How Does Czech Law Score Against English Law?
The former belongs to the common law tradition while the latter is based on civil law. The main difference, though, is one of trust.
The common law trusts people to enter into legal relations and does not intervene, for better or worse, to a great extent. The civil law trusts us less and tells us what we can and cannot do, sometimes helpfully and sometimes rather less so.
Let us consider the basics. Two business people wish to enter into a contract. Under both English and Czech law, they will probably enter into a written contract. To put it crudely, if an English lawyer drafts the contract, he will listen to what the parties want and write it down, bearing in mind a few key principles, laws and cases. If the draftsman is a Czech lawyer, he will look into a little book and see what the law tells him about that kind of contract, which may or may not be what the parties have in mind. One-nil to English law for flexibility.
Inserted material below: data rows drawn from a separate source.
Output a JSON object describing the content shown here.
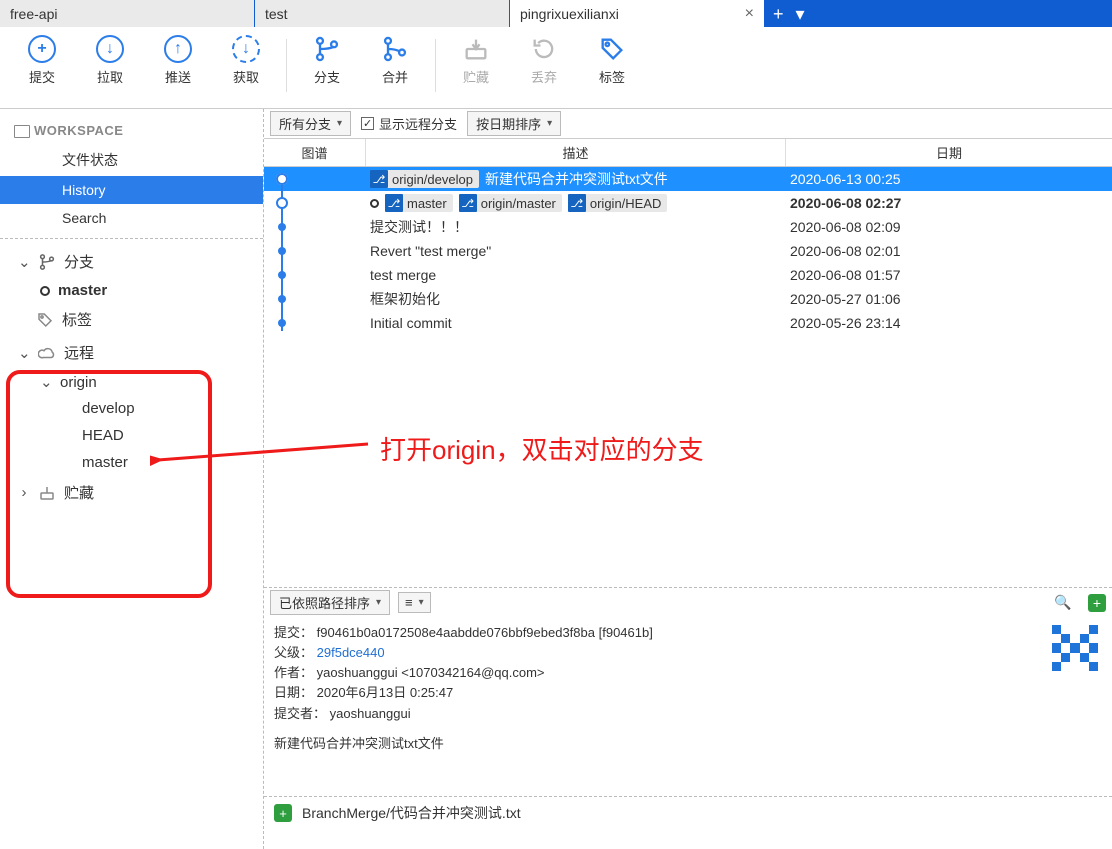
{
  "tabs": {
    "items": [
      {
        "label": "free-api",
        "active": false
      },
      {
        "label": "test",
        "active": false
      },
      {
        "label": "pingrixuexilianxi",
        "active": true
      }
    ],
    "add_label": "+",
    "menu_label": "▾"
  },
  "toolbar": {
    "commit": "提交",
    "pull": "拉取",
    "push": "推送",
    "fetch": "获取",
    "branch": "分支",
    "merge": "合并",
    "stash": "贮藏",
    "discard": "丢弃",
    "tag": "标签"
  },
  "sidebar": {
    "workspace": "WORKSPACE",
    "file_status": "文件状态",
    "history": "History",
    "search": "Search",
    "branches_label": "分支",
    "current_branch": "master",
    "tags_label": "标签",
    "remotes_label": "远程",
    "remote_name": "origin",
    "remote_branches": [
      "develop",
      "HEAD",
      "master"
    ],
    "stashes_label": "贮藏"
  },
  "filters": {
    "all_branches": "所有分支",
    "show_remote": "显示远程分支",
    "sort_by_date": "按日期排序"
  },
  "history": {
    "columns": {
      "graph": "图谱",
      "desc": "描述",
      "date": "日期"
    },
    "rows": [
      {
        "selected": true,
        "badges": [
          "origin/develop"
        ],
        "desc": "新建代码合并冲突测试txt文件",
        "date": "2020-06-13 00:25",
        "bold": false,
        "head_marker": false
      },
      {
        "selected": false,
        "head_marker": true,
        "badges": [
          "master",
          "origin/master",
          "origin/HEAD"
        ],
        "desc": "",
        "date": "2020-06-08 02:27",
        "bold": true
      },
      {
        "selected": false,
        "badges": [],
        "desc": "提交测试！！！",
        "date": "2020-06-08 02:09"
      },
      {
        "selected": false,
        "badges": [],
        "desc": "Revert \"test merge\"",
        "date": "2020-06-08 02:01"
      },
      {
        "selected": false,
        "badges": [],
        "desc": "test merge",
        "date": "2020-06-08 01:57"
      },
      {
        "selected": false,
        "badges": [],
        "desc": "框架初始化",
        "date": "2020-05-27 01:06"
      },
      {
        "selected": false,
        "badges": [],
        "desc": "Initial commit",
        "date": "2020-05-26 23:14"
      }
    ]
  },
  "lower": {
    "sort_path": "已依照路径排序"
  },
  "commit": {
    "labels": {
      "commit": "提交：",
      "parents": "父级：",
      "author": "作者：",
      "date": "日期：",
      "committer": "提交者："
    },
    "hash_full": "f90461b0a0172508e4aabdde076bbf9ebed3f8ba",
    "hash_short": "f90461b",
    "parent": "29f5dce440",
    "author": "yaoshuanggui <1070342164@qq.com>",
    "date": "2020年6月13日 0:25:47",
    "committer": "yaoshuanggui",
    "message": "新建代码合并冲突测试txt文件",
    "file": "BranchMerge/代码合并冲突测试.txt"
  },
  "annotation": {
    "text": "打开origin，双击对应的分支"
  },
  "colors": {
    "accent": "#2b7de9",
    "annotation": "#ef1a1a"
  }
}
What happens if a contract fails to fulfil the characteristics required by law or, if it is a novel type of contract, is not sufficiently clear? For example, a non-residential lease contract provides for a monthly payment from the lessee but does not split this into rent and service charges. Under Czech law, the contract will be invalid or non-existent. Under English law, an insufficiently clear contract will be void for uncertainty but, before reaching this conclusion, the court will try to make it work by implying into it terms which reasonable business people would have included. Two-nil to English law.
But take the normal practice of amending a contract after its execution to take into account changed circumstances. The parties to a Czech law contract will enter into a simple amendment agreement. The parties to an English law contract will, however, need to provide new consideration (each party either provides an advantage to the other or suffers a disadvantage itself), because the amendment agreement is a new contract. That is, unless the parties use a special form of agreement called a deed. Forget the consideration, and you have not amended your original contract. Czech law scores on practicality: two-one.
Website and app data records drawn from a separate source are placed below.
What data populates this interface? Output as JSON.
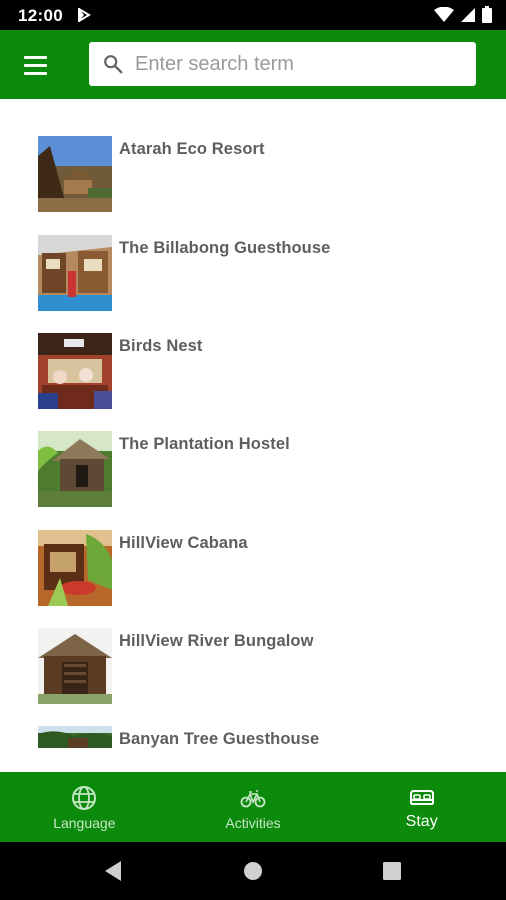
{
  "status_bar": {
    "time": "12:00"
  },
  "app_bar": {
    "search_placeholder": "Enter search term",
    "search_value": ""
  },
  "items": [
    {
      "title": "Atarah Eco Resort"
    },
    {
      "title": "The Billabong Guesthouse"
    },
    {
      "title": "Birds Nest"
    },
    {
      "title": "The Plantation Hostel"
    },
    {
      "title": "HillView Cabana"
    },
    {
      "title": "HillView River Bungalow"
    },
    {
      "title": "Banyan Tree Guesthouse"
    }
  ],
  "bottom_nav": [
    {
      "label": "Language",
      "icon": "globe-icon",
      "active": false
    },
    {
      "label": "Activities",
      "icon": "bicycle-icon",
      "active": false
    },
    {
      "label": "Stay",
      "icon": "bed-icon",
      "active": true
    }
  ],
  "colors": {
    "primary": "#0b8a0b",
    "title_text": "#5e5e5e",
    "nav_inactive": "#c7e6c7",
    "nav_active": "#ffffff"
  }
}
Writing, writing everywhere
Written form is another point in hand. English statute provides that certain kinds of contract must be made in writing. Examples include contracts for the disposal of interests in land and financial instruments such as promissory notes, as well as certain consumer credit agreements. Other types of contract, like guarantees, merely need to be evidenced in writing. This rule, which dates from 1677, was intended to make life difficult for those seeking to sue under a guarantee which they fraudulently claimed had been granted orally. The requirement for written form is exceptional and imposed only where there is a good reason for it. Is that the case with Czech law? To me, faced with a seemingly huge range of contracts which must be in writing, from licence agreements to contracts for the operation of motor vehicles, the answer seems to be no. With the score at three-one, Czech law should be getting nervous.
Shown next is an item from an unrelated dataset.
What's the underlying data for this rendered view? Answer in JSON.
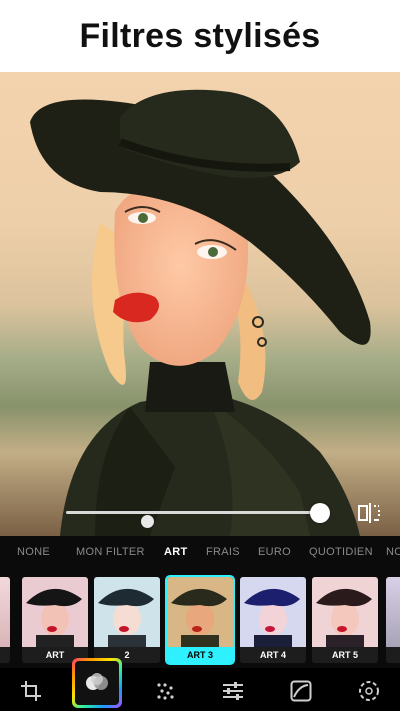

And then there are notarised signatures. These are not so commonly required under Czech contract law as is written form, although, for instance, if you are selling an ownership interest in a Czech private limited company (an “s.r.o.”), both parties’ signatures will need to be notarised. But to incorporate change the details of or dissolve a company under Czech law, all filings with the commercial register will require a notarised signature. And when incorporating a company in England? You provide a statement to the registrar of companies saying that you have complied with the law and, if he agrees, the company will be incorporated. At the final whistle: four-one to English law.
And we have hardly begun. What about the terms of the contract and their interpretation, the parties’ obligations and the consequences of breach? How can you terminate and what are the results? More next time. Perhaps, though, in the great British tradition of fair play, I should state that Czech law is getting better all the time. The new civil code and corporations act, which will come into force in a year and a half, put much greater emphasis on freedom of contract. But, in the end, the law may be a bit like an English lawn: water it, cut it, water it, cut it and three hundred years later, you have one.